Network analysis and visualization for electronic health records data

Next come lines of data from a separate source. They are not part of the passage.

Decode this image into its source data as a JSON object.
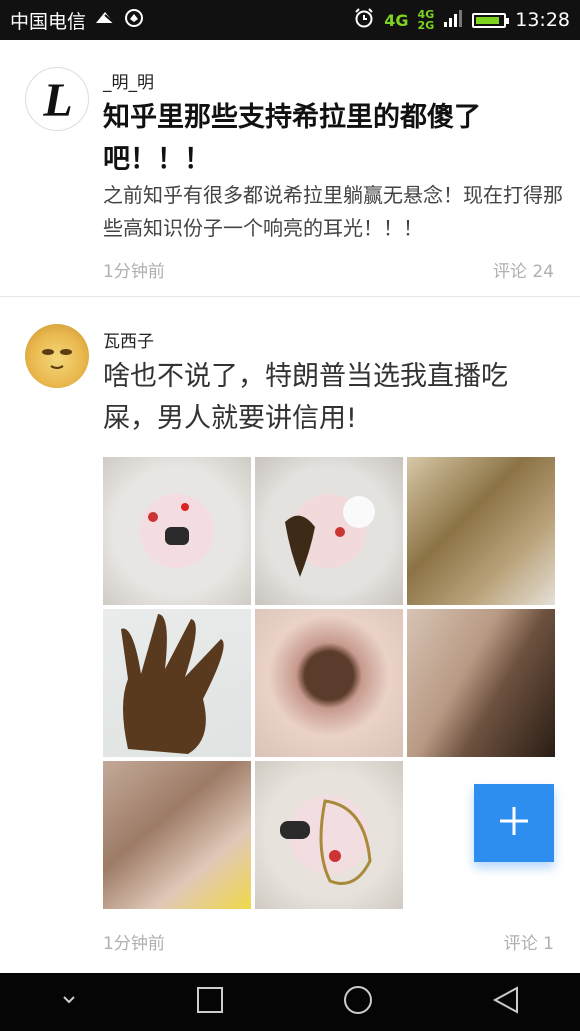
{
  "status_bar": {
    "carrier": "中国电信",
    "network_top": "4G",
    "network_bottom": "2G",
    "network_main": "4G",
    "time": "13:28",
    "battery_level": 0.9,
    "icons": [
      "wifi-signal-icon",
      "shield-icon",
      "alarm-icon",
      "signal-icon",
      "battery-icon"
    ]
  },
  "posts": [
    {
      "author": "_明_明",
      "title": "知乎里那些支持希拉里的都傻了吧！！！",
      "excerpt": "之前知乎有很多都说希拉里躺赢无悬念！现在打得那些高知识份子一个响亮的耳光！！！",
      "time": "1分钟前",
      "comments": "评论 24"
    },
    {
      "author": "瓦西子",
      "title": "啥也不说了，特朗普当选我直播吃屎，男人就要讲信用!",
      "time": "1分钟前",
      "comments": "评论 1",
      "image_count": 8
    }
  ],
  "fab": {
    "icon": "plus-icon"
  },
  "nav_bar": {
    "icons": [
      "back-down-icon",
      "recent-apps-icon",
      "home-icon",
      "back-icon"
    ]
  },
  "colors": {
    "accent": "#2e8ef0",
    "status_bar": "#111111",
    "network": "#7ed321"
  }
}
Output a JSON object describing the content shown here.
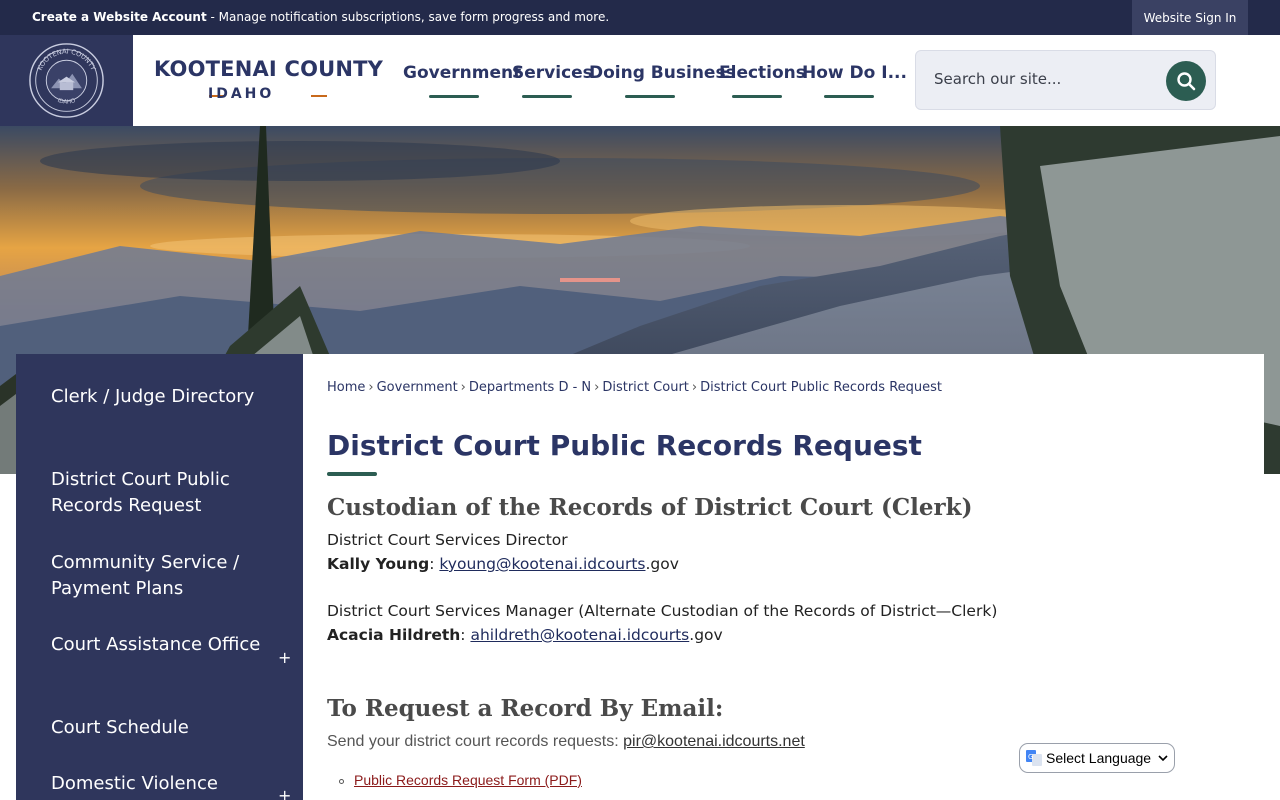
{
  "topbar": {
    "create_label": "Create a Website Account",
    "create_desc": " - Manage notification subscriptions, save form progress and more.",
    "signin_label": "Website Sign In"
  },
  "logo": {
    "title": "KOOTENAI COUNTY",
    "subtitle": "IDAHO",
    "seal_top_text": "KOOTENAI COUNTY",
    "seal_bottom_text": "IDAHO"
  },
  "nav": {
    "items": [
      {
        "label": "Government"
      },
      {
        "label": "Services"
      },
      {
        "label": "Doing Business"
      },
      {
        "label": "Elections"
      },
      {
        "label": "How Do I..."
      }
    ]
  },
  "search": {
    "placeholder": "Search our site..."
  },
  "sidebar": {
    "items": [
      {
        "label": "Clerk / Judge Directory",
        "expandable": false
      },
      {
        "label": "District Court Public Records Request",
        "expandable": false
      },
      {
        "label": "Community Service / Payment Plans",
        "expandable": false
      },
      {
        "label": "Court Assistance Office",
        "expandable": true
      },
      {
        "label": "Court Schedule",
        "expandable": false
      },
      {
        "label": "Domestic Violence",
        "expandable": true
      }
    ],
    "expand_symbol": "+"
  },
  "breadcrumb": {
    "items": [
      "Home",
      "Government",
      "Departments D - N",
      "District Court",
      "District Court Public Records Request"
    ],
    "separator": "›"
  },
  "main": {
    "title": "District Court Public Records Request",
    "custodian_heading": "Custodian of the Records of District Court (Clerk)",
    "director_role": "District Court Services Director",
    "director_name": "Kally Young",
    "director_email_link": "kyoung@kootenai.idcourts",
    "director_email_suffix": ".gov",
    "manager_role": "District Court Services Manager (Alternate Custodian of the Records of District—Clerk)",
    "manager_name": "Acacia Hildreth",
    "manager_email_link": "ahildreth@kootenai.idcourts",
    "manager_email_suffix": ".gov",
    "email_heading": "To Request a Record By Email:",
    "email_intro": "Send your district court records requests: ",
    "email_address": "pir@kootenai.idcourts.net",
    "pdf_link": "Public Records Request Form (PDF)"
  },
  "language": {
    "label": "Select Language"
  },
  "colors": {
    "navy": "#2f365c",
    "topbar": "#232a4a",
    "accent_green": "#2c5d52",
    "accent_orange": "#c8691b",
    "link_red": "#8b1a1a"
  }
}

Electronic health records (EHRs) provide unprecedented amounts of data, facilitating entirely new kinds of observational research studies. One valuable and challenging area of research enabled by these databases is characterizing and exploring clinical phenotypes as represented by billing codes, asking questions such as how phenotypes are associated with biomarkers or each other. Analyses involving EHR derived phenotypes have seen great success but typically operate under assumptions of independence between the phenotypes themselves, a considerable simplification of the intricate relational structure that drives the human phenome. By acknowledging and incorporating the phenome's network structure into analyses, we can both enhance existing techniques and develop new methods for exploring this high-dimensional space. In this dissertation, we illustrate this with three products. PhewasME is an application that augments Phenome-Wide Association Studies by displaying typically provided tables and plots alongside with the underlying patient-phenotype network. Next, AssociationSubgraphs is a new algorithm and visualization for examining high-dimensional association patterns, such as the 1,815-dimensional phenome encoded by PheCodes. Finally, we demonstrate the use of network statistics to characterize topological conservation between two comorbidity networks derived from independent EHRs.